The opinion-page column "Better Teaching and the Merit Pay 'Myth July 12, exposes the inherent flaw in any so-called merit pay system. Employers and managers should expect the best from all employees. The relationship of tasks that characterizes most employment situations means that everyone's contribution is required to achieve good results.The author's comments concern teaching, but they have equal relevance to the federal government's Civil Service Reform Act, which introduced merit pay to the federal bureaucracy. For more than 10 years, federal managers have shoveled "merit bonuses" to employees whose net efforts have put almost every federal program in distress.
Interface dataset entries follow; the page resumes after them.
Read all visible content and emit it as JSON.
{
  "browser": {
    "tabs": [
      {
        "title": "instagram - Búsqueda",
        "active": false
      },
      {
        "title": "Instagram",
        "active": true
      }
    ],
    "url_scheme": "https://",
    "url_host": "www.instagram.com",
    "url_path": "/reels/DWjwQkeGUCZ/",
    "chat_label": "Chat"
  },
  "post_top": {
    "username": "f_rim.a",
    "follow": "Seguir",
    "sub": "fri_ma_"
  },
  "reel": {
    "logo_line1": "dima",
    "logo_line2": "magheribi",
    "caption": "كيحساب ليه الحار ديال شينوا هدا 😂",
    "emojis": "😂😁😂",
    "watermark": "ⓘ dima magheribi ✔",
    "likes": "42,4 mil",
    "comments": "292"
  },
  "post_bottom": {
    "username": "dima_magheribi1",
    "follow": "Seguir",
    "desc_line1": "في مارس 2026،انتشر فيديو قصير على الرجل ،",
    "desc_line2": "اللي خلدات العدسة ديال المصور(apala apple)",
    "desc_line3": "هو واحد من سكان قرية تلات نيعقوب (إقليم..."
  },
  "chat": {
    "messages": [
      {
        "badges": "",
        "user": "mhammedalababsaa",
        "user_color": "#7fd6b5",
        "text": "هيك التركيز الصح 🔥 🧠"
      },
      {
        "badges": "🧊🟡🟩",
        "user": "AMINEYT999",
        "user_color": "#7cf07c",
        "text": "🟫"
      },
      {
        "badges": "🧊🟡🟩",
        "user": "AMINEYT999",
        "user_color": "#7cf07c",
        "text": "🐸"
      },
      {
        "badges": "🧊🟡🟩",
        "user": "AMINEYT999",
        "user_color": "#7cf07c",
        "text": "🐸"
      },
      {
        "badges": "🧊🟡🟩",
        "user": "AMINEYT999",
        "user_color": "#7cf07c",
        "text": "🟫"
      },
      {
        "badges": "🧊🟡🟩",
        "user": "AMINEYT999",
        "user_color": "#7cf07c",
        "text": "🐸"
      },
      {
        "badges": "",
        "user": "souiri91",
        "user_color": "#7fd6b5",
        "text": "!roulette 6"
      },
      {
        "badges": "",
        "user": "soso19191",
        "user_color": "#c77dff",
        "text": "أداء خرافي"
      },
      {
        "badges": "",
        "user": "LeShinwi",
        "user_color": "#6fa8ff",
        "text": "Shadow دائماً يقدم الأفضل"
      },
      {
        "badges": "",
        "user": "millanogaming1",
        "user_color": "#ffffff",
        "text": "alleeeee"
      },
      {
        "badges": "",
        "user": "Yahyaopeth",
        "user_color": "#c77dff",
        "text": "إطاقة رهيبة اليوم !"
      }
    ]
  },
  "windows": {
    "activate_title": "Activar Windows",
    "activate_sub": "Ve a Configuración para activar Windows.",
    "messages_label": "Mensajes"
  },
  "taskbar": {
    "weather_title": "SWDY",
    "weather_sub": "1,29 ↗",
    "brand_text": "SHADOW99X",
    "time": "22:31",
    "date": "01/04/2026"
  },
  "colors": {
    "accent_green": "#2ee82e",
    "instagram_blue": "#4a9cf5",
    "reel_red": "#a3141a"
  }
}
We have, for example, a Food and Drug Administration unable to inspect the food that reaches American tables; a financial bureaucracy that has enabled the savings-and-loan crisi s now to be followed by a banking crisis; a Transportation Department that has allowed the deterioration of the highway system, overcrowded airports and countless near misses in the air, and the elimination of intercity bus service; and a health-care system that omits many from receiving basic medical attention. Obviously, the failure of federal programs is not just the fault of civil servants, but their mediocre efforts hardly deserve merit bonuses. The author suggests that everyone should simply do his best. Put an old fashioned way, let's have an honest day's work for an honest day's pay. Phillip H. Miller, Annandale, Va.
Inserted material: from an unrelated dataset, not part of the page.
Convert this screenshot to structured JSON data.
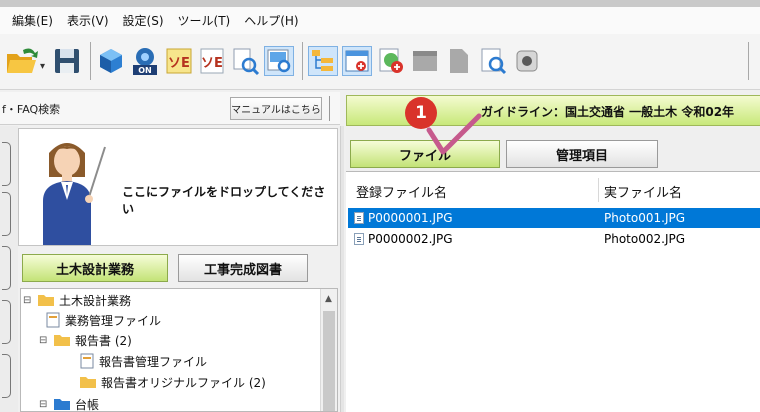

Letters are welcome. Only a selection can be published, subject to condensation, and none acknowledged. Please address them to "Readers Write," One Norway St., Boston, MA 02115.